The New York Times profiled six minority game developers today on their experiences in the industry. Their anecdotes are both illuminating and depressing.

As a fan, I know how discouraging it can be not to see yourself reflected in the media that you love. A story I often tell is that until I saw Shawn dating Angela on Boy Meets World, the idea that a black woman and a white man could be in a romantic relationship together never crossed my mind. As a young person with no real-life examples to draw on, it seemed like an impossibility.

In video games, the situation is more dire. I see black characters in games infrequently, and black women even less. On top of that, when I point out these discrepancies of representation, what I hear from the culture at large is that they shouldn’t be important to me.


The developers featured in the Times story, headlined “Fear, Anxiety and Hope: What It Means to Be a Minority in Gaming,” are using their games to try to create change for minority gamers. But they are not immune to that lack of support and visibility.


Davionne Gooden told the Times that he started making games shortly after getting his first laptop in the fifth grade. His game, featuring an all-black cast, is about a woman in a coma battling her nightmares. He said that he is hopeful, though he also points out that the issues that he seeks to tackle in his game—the experiences of marginalized people and mental health—are ones white creators rarely think about.
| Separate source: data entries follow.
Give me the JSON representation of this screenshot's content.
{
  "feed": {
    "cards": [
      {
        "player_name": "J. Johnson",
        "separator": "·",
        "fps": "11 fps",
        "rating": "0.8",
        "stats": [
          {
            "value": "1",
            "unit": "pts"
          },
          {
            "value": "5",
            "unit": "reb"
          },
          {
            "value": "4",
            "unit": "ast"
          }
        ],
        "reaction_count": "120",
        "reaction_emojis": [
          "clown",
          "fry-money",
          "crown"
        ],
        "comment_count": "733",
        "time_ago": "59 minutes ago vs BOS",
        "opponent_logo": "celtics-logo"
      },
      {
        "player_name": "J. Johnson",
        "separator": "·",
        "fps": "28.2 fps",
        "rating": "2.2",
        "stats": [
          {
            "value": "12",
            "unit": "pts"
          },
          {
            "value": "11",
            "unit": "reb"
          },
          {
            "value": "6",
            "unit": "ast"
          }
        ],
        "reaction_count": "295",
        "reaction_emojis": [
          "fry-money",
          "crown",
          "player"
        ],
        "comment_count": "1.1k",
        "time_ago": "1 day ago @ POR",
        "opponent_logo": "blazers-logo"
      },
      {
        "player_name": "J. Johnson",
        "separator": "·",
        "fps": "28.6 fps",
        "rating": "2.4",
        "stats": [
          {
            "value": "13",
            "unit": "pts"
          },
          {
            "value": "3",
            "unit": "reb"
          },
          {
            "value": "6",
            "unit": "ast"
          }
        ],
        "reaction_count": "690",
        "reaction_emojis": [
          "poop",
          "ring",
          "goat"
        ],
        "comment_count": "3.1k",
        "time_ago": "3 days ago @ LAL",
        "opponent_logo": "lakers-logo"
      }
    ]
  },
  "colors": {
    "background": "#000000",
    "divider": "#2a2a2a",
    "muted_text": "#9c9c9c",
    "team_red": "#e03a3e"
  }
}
“I’m an optimist,” Gooden said. “I hope that things will eventually be better as a whole.”


Similarly, Mitu Khandakar, a professor at the NYU Games Center, told the Times: “If you’re a young person of color playing games, you don’t really see yourself represented. That kind of instills in you this sense that maybe I don’t really belong.”
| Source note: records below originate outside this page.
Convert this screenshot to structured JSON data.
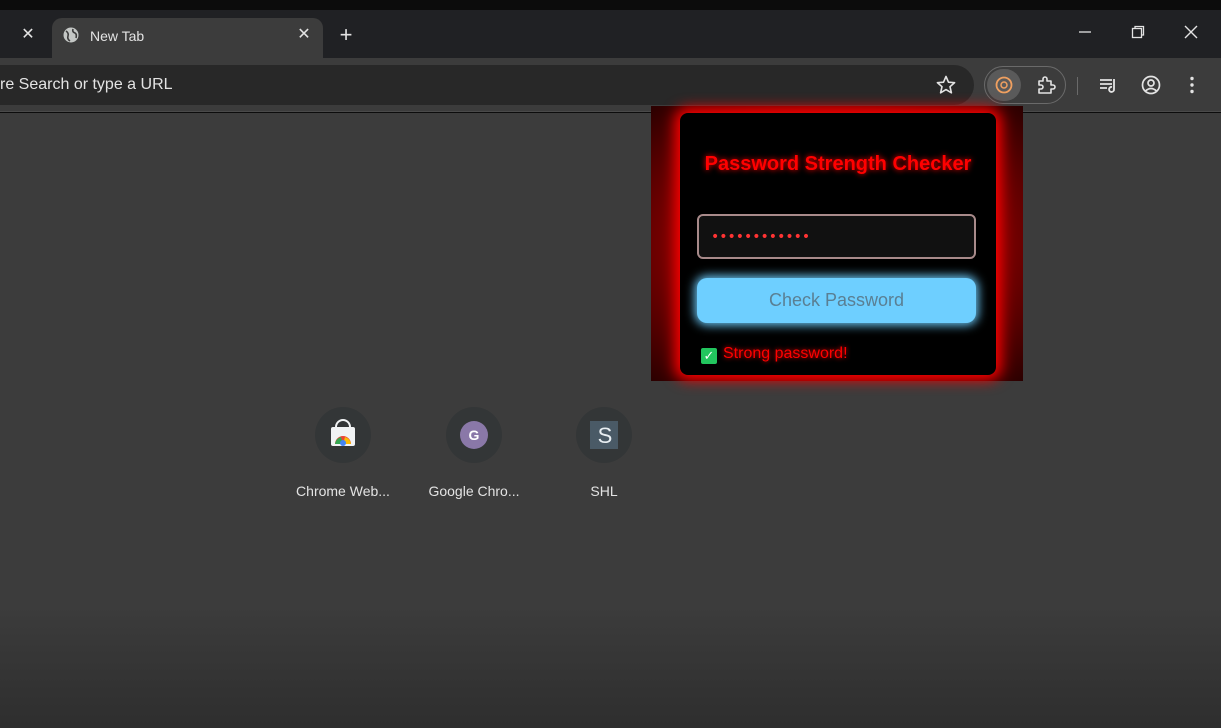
{
  "tabs": {
    "active_title": "New Tab"
  },
  "omnibox": {
    "text": "re Search or type a URL"
  },
  "shortcuts": [
    {
      "label": "Chrome Web...",
      "icon": "chrome-web-store-icon"
    },
    {
      "label": "Google Chro...",
      "icon": "google-chrome-icon",
      "glyph": "G"
    },
    {
      "label": "SHL",
      "icon": "shl-icon",
      "glyph": "S"
    }
  ],
  "popup": {
    "title": "Password Strength Checker",
    "password_value": "••••••••••••",
    "button_label": "Check Password",
    "result_text": "Strong password!",
    "result_mark": "✓"
  },
  "colors": {
    "accent_red": "#ff0000",
    "button_blue": "#6ecfff",
    "check_green": "#22c55e"
  }
}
The feeling of not belonging certainly applies to Dietrich Squinkifer, or Squinky, who said that they burned out at their job at Walking Dead developer Telltale Games after being vocal about issues of race, sex and gender got them labeled as a “troublemaker” at their job. That kind of pushback was not just a facet of their place of employment Squinky told the Times that the threat of harassment from the larger community of gamers is ever looming.


“I think that’s part of the reason a lot of my focus in my work has gone more toward more experimentality, installation and performance art, following more of an art world tradition,” Squinky said. “I am to some degree scared of creating something that will get popular enough within the video game world community that it does receive that kind of backlash.”
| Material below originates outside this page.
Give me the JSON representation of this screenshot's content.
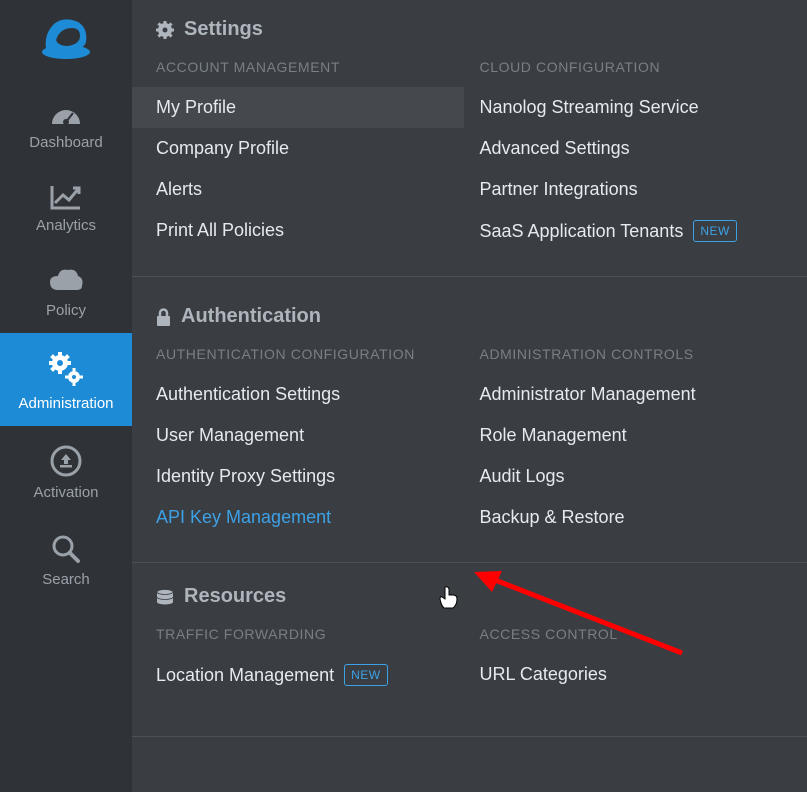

The rejection from the community at large is part of why Julian Cordero does not call himself a gamer, despite being a person who develops video games. His game, made with fellow developer Sebastián Valbuena, is called Despelote, and is about playing pickup games of soccer in city parks in the developers’ hometown of Quito, Ecuador.

“With Despelote, Mr. Cordero is trying to use soccer to reject the competitiveness of gaming, which he believes engenders the misogyny and consumerism that have been endemic to the culture,” reads the article.


Reading all these quotes can make it easy to give up hope. It’s hard to struggle, even harder when you feel that you are alone. But to round out these interviews, the Times spoke to Aziza Brown, founder of Dynamik Focus, an esports team. She says that she finds the support she needs in real-life communities.

“I had a talk with a woman in gaming, where I was like, please come to the offline communities, come to other places, because once the anonymous barrier is gone, you can see the person to their face, you can confront them, that behavior stops,” she said.